The Scottish Household Survey revealed that two-thirds of people travelled to work by car or van last year, while 13% of people walked and 2.6% cycled.
The documentary hears from cycling advocates in the Danish capital, Copenhagen, where 45% of commuters travel by bike each day.
Klaus Bondam is head of the Danish Cyclists' Federation and has played a key role shaping Copenhagen's transport policies.
He said: "Bicycle infrastructure is extremely cheap compared to the outcomes of it.
"For every kilometre that we exchange the car with the bicycle, we save the Danish society seven kroners. That's almost a pound, but it's saved the Danish society seven kroners in prolonged life and improved health effects."
Mikael Colville-Andersen runs the urban design company Copenhagenize, which advises cities and organisations about how to establish the bike as a form of transport.
"What is possible here, what has happened here in Copenhagen, taking the bicycle seriously as transport, is possible in every other city in the world," he said.
"Every city in the world used to be bicycle friendly. The bicycle was a primary transport in every city in the world, especially Great Britain.
"We all started to go car-centric - the greatest paradigm shift in transport in history in the UK and in Denmark and in the Netherlands - and what happened was in the 1970s we started to rediscover the bicycle.
"The Danish or the Dutch model, it's just simply cities that are focused on the bicycle as transport, and making the bicycle the most competitive way to get around, time-wise.
"In many, many cities in the UK it's still quicker to take the car. You have to change that paradigm.

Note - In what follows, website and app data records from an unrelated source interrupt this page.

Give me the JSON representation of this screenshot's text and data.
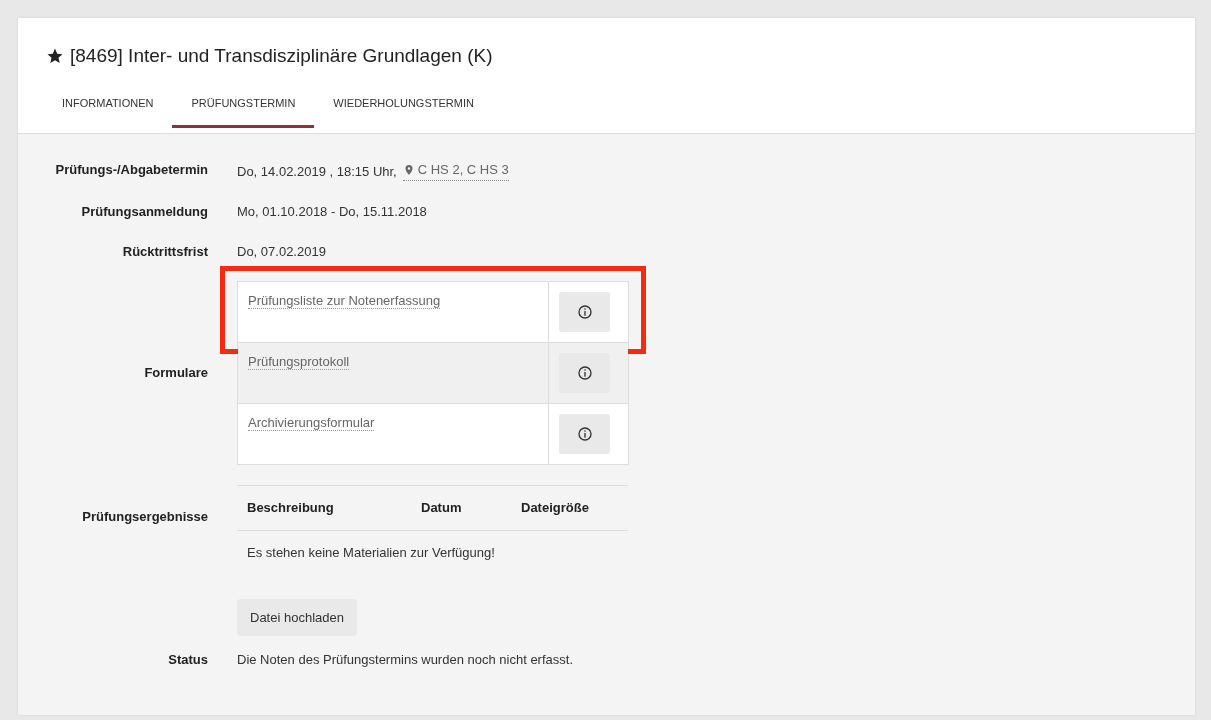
{
  "title": "[8469] Inter- und Transdisziplinäre Grundlagen (K)",
  "tabs": [
    {
      "label": "INFORMATIONEN",
      "selected": false
    },
    {
      "label": "PRÜFUNGSTERMIN",
      "selected": true
    },
    {
      "label": "WIEDERHOLUNGSTERMIN",
      "selected": false
    }
  ],
  "details": [
    {
      "kind": "date_location",
      "label": "Prüfungs-/Abgabetermin",
      "value": "Do, 14.02.2019 , 18:15 Uhr,",
      "location": "C HS 2, C HS 3"
    },
    {
      "kind": "text",
      "label": "Prüfungsanmeldung",
      "value": "Mo, 01.10.2018 - Do, 15.11.2018"
    },
    {
      "kind": "text",
      "label": "Rücktrittsfrist",
      "value": "Do, 07.02.2019"
    },
    {
      "kind": "forms",
      "label": "Formulare",
      "forms": [
        {
          "name": "Prüfungsliste zur Notenerfassung",
          "shaded": false,
          "highlighted": true
        },
        {
          "name": "Prüfungsprotokoll",
          "shaded": true,
          "highlighted": false
        },
        {
          "name": "Archivierungsformular",
          "shaded": false,
          "highlighted": false
        }
      ]
    },
    {
      "kind": "results",
      "label": "Prüfungsergebnisse",
      "columns": [
        "Beschreibung",
        "Datum",
        "Dateigröße"
      ],
      "empty_message": "Es stehen keine Materialien zur Verfügung!",
      "upload_button": "Datei hochladen"
    },
    {
      "kind": "text",
      "label": "Status",
      "value": "Die Noten des Prüfungstermins wurden noch nicht erfasst."
    }
  ]
}
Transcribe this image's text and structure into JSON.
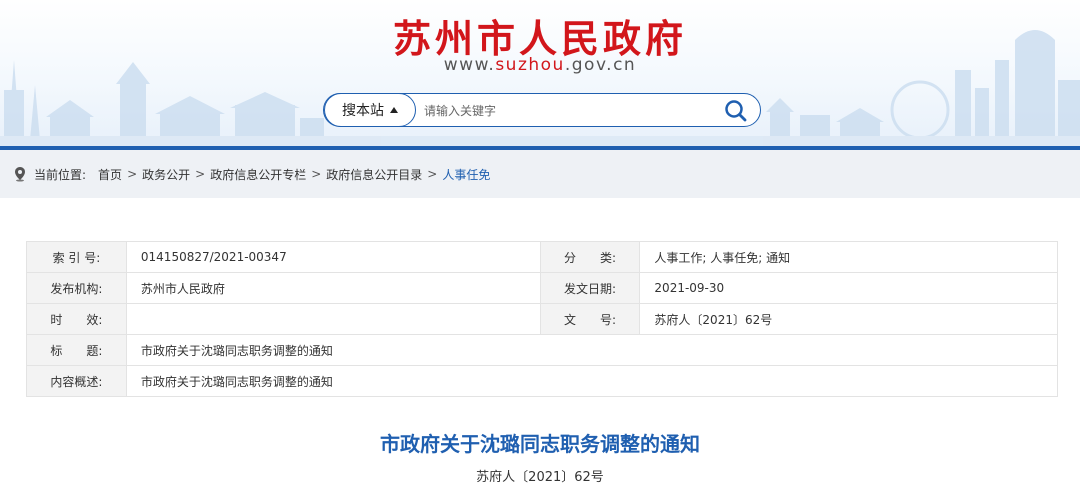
{
  "header": {
    "site_title": "苏州市人民政府",
    "url_prefix": "www.",
    "url_highlight": "suzhou",
    "url_suffix": ".gov.cn"
  },
  "search": {
    "scope_label": "搜本站",
    "placeholder": "请输入关键字",
    "button_icon": "search-icon"
  },
  "breadcrumb": {
    "prefix": "当前位置:",
    "items": [
      "首页",
      "政务公开",
      "政府信息公开专栏",
      "政府信息公开目录"
    ],
    "current": "人事任免",
    "separator": ">"
  },
  "meta": {
    "index_label": "索 引 号:",
    "index_value": "014150827/2021-00347",
    "category_label": "分　　类:",
    "category_value": "人事工作;  人事任免;  通知",
    "issuer_label": "发布机构:",
    "issuer_value": "苏州市人民政府",
    "date_label": "发文日期:",
    "date_value": "2021-09-30",
    "validity_label": "时　　效:",
    "validity_value": "",
    "docno_label": "文　　号:",
    "docno_value": "苏府人〔2021〕62号",
    "title_label": "标　　题:",
    "title_value": "市政府关于沈璐同志职务调整的通知",
    "summary_label": "内容概述:",
    "summary_value": "市政府关于沈璐同志职务调整的通知"
  },
  "document": {
    "title": "市政府关于沈璐同志职务调整的通知",
    "number": "苏府人〔2021〕62号"
  },
  "colors": {
    "brand_red": "#d2161b",
    "brand_blue": "#1f5fb0",
    "skyline": "#cfe0f1"
  }
}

That's the only way to nudge people to do anything, is to just simply give them the fastest way from A to B. What you see here is possible anywhere."
Alison Johnstone, health and wellbeing spokeswoman for the Scottish Greens and MSP for Lothian, said: "This investigation shows yet again that public health is being paid lip service by both national and local government who remain unwilling to use their powers and budgets to make our streets safe and healthy.
"Successive Labour, Lib Dem and SNP governments have failed to take this issue seriously despite the clear evidence that investing in walking and cycling infrastructure and efficient, affordable public transport delivers much greater public benefit than building new roads."
Scottish Conservative transport spokesman Alex Johnstone said: "With detailed emissions testing now part of the MOT test, it can be argued that roadside testing is no longer the best way to pursue this matter.
"It is therefore only reasonable that cash-strapped councils should be permitted to set their own priorities according to local circumstances."